→ What this task involves
Images excluded, return every record exactly as it reads.

--- START ---

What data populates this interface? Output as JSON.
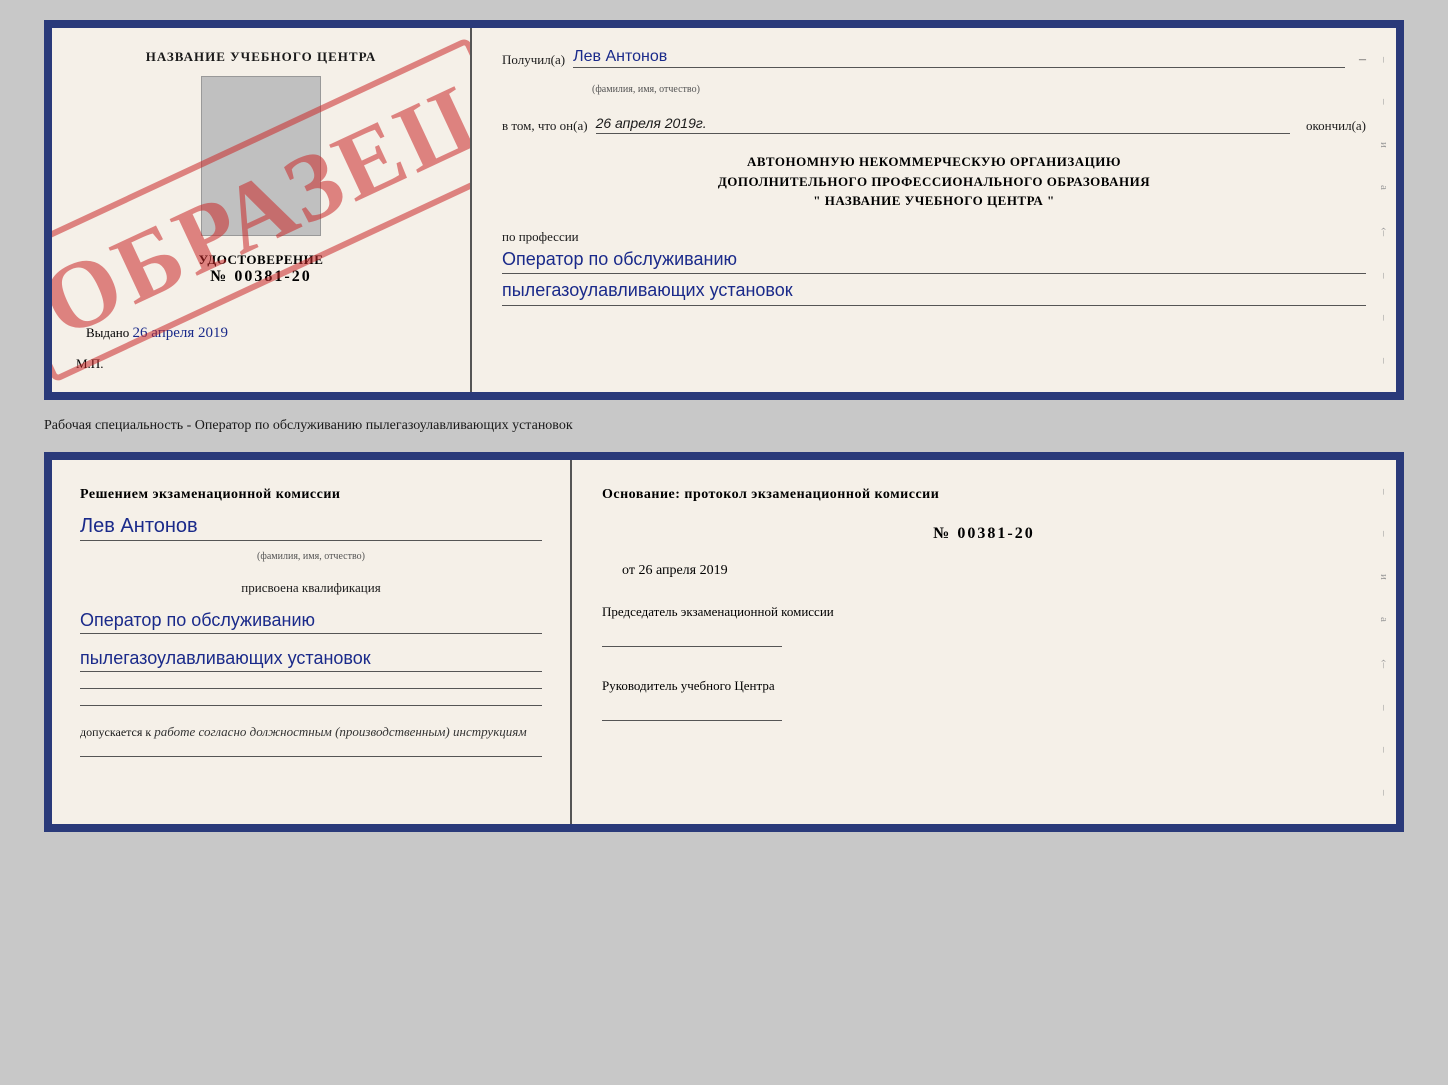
{
  "page": {
    "background": "#c8c8c8"
  },
  "separator": {
    "text": "Рабочая специальность - Оператор по обслуживанию пылегазоулавливающих установок"
  },
  "cert_top": {
    "left": {
      "title": "НАЗВАНИЕ УЧЕБНОГО ЦЕНТРА",
      "watermark": "ОБРАЗЕЦ",
      "udostoverenie_label": "УДОСТОВЕРЕНИЕ",
      "number": "№ 00381-20",
      "issued_label": "Выдано",
      "issued_date": "26 апреля 2019",
      "mp": "М.П."
    },
    "right": {
      "received_label": "Получил(а)",
      "recipient_name": "Лев Антонов",
      "recipient_subtext": "(фамилия, имя, отчество)",
      "date_label": "в том, что он(а)",
      "date_value": "26 апреля 2019г.",
      "finished_label": "окончил(а)",
      "org_line1": "АВТОНОМНУЮ НЕКОММЕРЧЕСКУЮ ОРГАНИЗАЦИЮ",
      "org_line2": "ДОПОЛНИТЕЛЬНОГО ПРОФЕССИОНАЛЬНОГО ОБРАЗОВАНИЯ",
      "org_line3": "\" НАЗВАНИЕ УЧЕБНОГО ЦЕНТРА \"",
      "profession_label": "по профессии",
      "profession_line1": "Оператор по обслуживанию",
      "profession_line2": "пылегазоулавливающих установок"
    }
  },
  "cert_bottom": {
    "left": {
      "decision_text": "Решением экзаменационной комиссии",
      "name": "Лев Антонов",
      "name_subtext": "(фамилия, имя, отчество)",
      "assigned_label": "присвоена квалификация",
      "qual_line1": "Оператор по обслуживанию",
      "qual_line2": "пылегазоулавливающих установок",
      "allowed_label": "допускается к",
      "allowed_text": "работе согласно должностным (производственным) инструкциям"
    },
    "right": {
      "basis_label": "Основание: протокол экзаменационной комиссии",
      "protocol_number": "№ 00381-20",
      "date_prefix": "от",
      "date_value": "26 апреля 2019",
      "chairman_label": "Председатель экзаменационной комиссии",
      "head_label": "Руководитель учебного Центра"
    }
  }
}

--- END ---

→ Exercise solution
What data populates this interface? Output as JSON.
{
  "page": {
    "background": "#c8c8c8"
  },
  "separator": {
    "text": "Рабочая специальность - Оператор по обслуживанию пылегазоулавливающих установок"
  },
  "cert_top": {
    "left": {
      "title": "НАЗВАНИЕ УЧЕБНОГО ЦЕНТРА",
      "watermark": "ОБРАЗЕЦ",
      "udostoverenie_label": "УДОСТОВЕРЕНИЕ",
      "number": "№ 00381-20",
      "issued_label": "Выдано",
      "issued_date": "26 апреля 2019",
      "mp": "М.П."
    },
    "right": {
      "received_label": "Получил(а)",
      "recipient_name": "Лев Антонов",
      "recipient_subtext": "(фамилия, имя, отчество)",
      "date_label": "в том, что он(а)",
      "date_value": "26 апреля 2019г.",
      "finished_label": "окончил(а)",
      "org_line1": "АВТОНОМНУЮ НЕКОММЕРЧЕСКУЮ ОРГАНИЗАЦИЮ",
      "org_line2": "ДОПОЛНИТЕЛЬНОГО ПРОФЕССИОНАЛЬНОГО ОБРАЗОВАНИЯ",
      "org_line3": "\" НАЗВАНИЕ УЧЕБНОГО ЦЕНТРА \"",
      "profession_label": "по профессии",
      "profession_line1": "Оператор по обслуживанию",
      "profession_line2": "пылегазоулавливающих установок"
    }
  },
  "cert_bottom": {
    "left": {
      "decision_text": "Решением экзаменационной комиссии",
      "name": "Лев Антонов",
      "name_subtext": "(фамилия, имя, отчество)",
      "assigned_label": "присвоена квалификация",
      "qual_line1": "Оператор по обслуживанию",
      "qual_line2": "пылегазоулавливающих установок",
      "allowed_label": "допускается к",
      "allowed_text": "работе согласно должностным (производственным) инструкциям"
    },
    "right": {
      "basis_label": "Основание: протокол экзаменационной комиссии",
      "protocol_number": "№ 00381-20",
      "date_prefix": "от",
      "date_value": "26 апреля 2019",
      "chairman_label": "Председатель экзаменационной комиссии",
      "head_label": "Руководитель учебного Центра"
    }
  }
}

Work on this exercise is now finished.